New Jersey transportation officials painted a dire picture Thursday of what would happen if rail workers go on strike next weekend, as they predicted alternate forms of transportation would be able to accommodate fewer than four in 10 commuters who travel into New York each weekday.
"A rail stoppage will not just impact rail commuters," Department of Transportation Commissioner Richard Hammer said at the Secaucus Junction rail transfer station. "It will have a severe effect on travel in the entire region. This will be a very unsettling time for commuters, and we are asking for patience."
About a dozen unions representing thousands of New Jersey Transit rail employees have authorized a strike at 12:01 a.m. on March 13 if a settlement isn't reached.

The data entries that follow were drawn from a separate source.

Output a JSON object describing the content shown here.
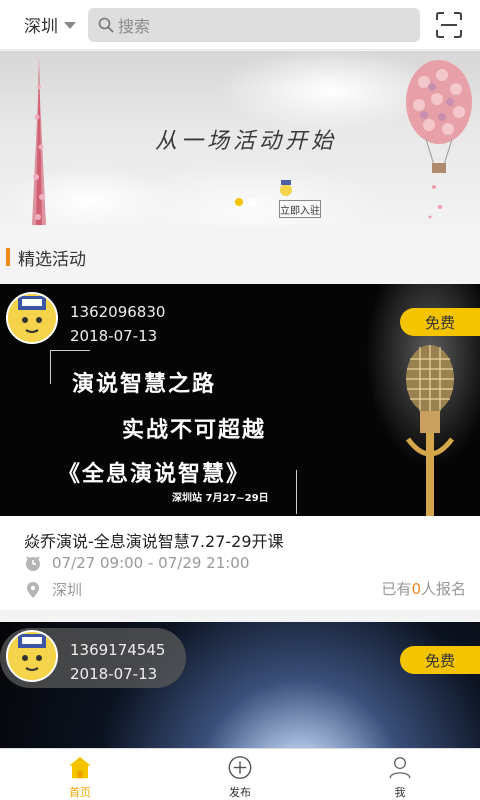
{
  "topbar": {
    "city": "深圳",
    "search_placeholder": "搜索"
  },
  "banner": {
    "slogan": "从一场活动开始",
    "join_label": "立即入驻",
    "dots": [
      {
        "active": true
      },
      {
        "active": false
      }
    ]
  },
  "section": {
    "title": "精选活动"
  },
  "activities": [
    {
      "owner_phone": "1362096830",
      "owner_date": "2018-07-13",
      "price_badge": "免费",
      "poster_line1": "演说智慧之路",
      "poster_line2": "实战不可超越",
      "poster_line3": "《全息演说智慧》",
      "poster_date": "深圳站 7月27~29日",
      "title": "焱乔演说-全息演说智慧7.27-29开课",
      "time": "07/27 09:00 - 07/29 21:00",
      "location": "深圳",
      "enroll_prefix": "已有",
      "enroll_count": "0",
      "enroll_suffix": "人报名"
    },
    {
      "owner_phone": "1369174545",
      "owner_date": "2018-07-13",
      "price_badge": "免费"
    }
  ],
  "tabbar": {
    "items": [
      {
        "label": "首页",
        "icon": "home-icon",
        "active": true
      },
      {
        "label": "发布",
        "icon": "plus-circle-icon",
        "active": false
      },
      {
        "label": "我",
        "icon": "user-icon",
        "active": false
      }
    ]
  },
  "colors": {
    "accent": "#f0a400",
    "badge": "#f5c400",
    "section_bar": "#f08a1c",
    "enroll_count": "#f08a1c"
  }
}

The primary issues are wage and health insurance increases and back pay. The unions have been working without a contract since 2011.
The two sides are scheduled to meet Friday before a national mediation board in Washington.
"There is not one person in this entire coalition that wants to go on strike," said Stephen Burkert, general chairman of SMART-Transportation Division Local 60. "We absolutely prefer to be settling this at the negotiating table and not on the picket line."
New Jersey Transit is the largest statewide public transportation provider in the country and provides roughly 1 million passenger trips daily on rail, bus and light rail.
NJ Transit interim executive director Dennis Martin said the agency will expand service on 30 bus routes, add service from five private bus carriers and offer free parking at five park-and-ride lots where buses will operate during peak hours.
Two of the lots — the Hamilton and Metropark stations on the Northeast Corridor rail line — will connect to PATH trains in Newark and Harrison, respectively. Two more — PNC Bank Arts Center in Holmdel and MetLife Stadium in East Rutherford — will take commuters directly into Manhattan. Buses from the Ramsey/Route 17 station will connect to ferry service in Weehawken.
About 105,000 people commute into New York via trains, either on NJ Transit or in combination with PATH, which is operated by the Port Authority of New York and New Jersey. Martin said the contingency plans will accommodate a maximum of about 40,000 people.
"This will not be a normal commute for anyone," Martin said. He declined to say how much the contingency plan will cost NJ Transit.
NJ Transit estimated a normal 65-minute commute from Hamilton or Morristown into New York City could take well over two hours each way via bus and PATH train during a rail shutdown.
Sam Schwartz, a traffic engineer and former New York City traffic commissioner, said traffic backups could reach 20 to 25 miles on highways in New Jersey heading toward the Lincoln and Holland tunnels. He urged commuters to adjust the times they travel, and urged employers to allow telecommuting or flex commuting.
"Don't even think of driving during peak hours, and don't even think of driving solo," he warned. "In the next week, get to know the people on your train and try to work out carpooling arrangements."
PATH will cross-honor NJ Transit tickets, the authority said. A dedicated inbound bus lane at the PATH-operated Lincoln Tunnel will open an hour earlier than usual, at 5 a.m., and close an hour later, at 11 a.m.
Burkert criticized NJ Transit's plans for not taking into account non-peak travelers, such as concertgoers and second- and third-shift workers.
Martin said NJ Transit has made an offer to the unions that differs from its earlier offers but doesn't align with recent recommendations by an emergency federal panel convened by President Barack Obama. That panel recommended an average 2.6 percent annual wage increase over 6 1/2 years.
"As long as we're talking, I am optimistic," he said.
Burkert added union officials could opt to push the deadline back if there is progress.
"If we are at the table and we're close, we will absolutely keep running trains," he said.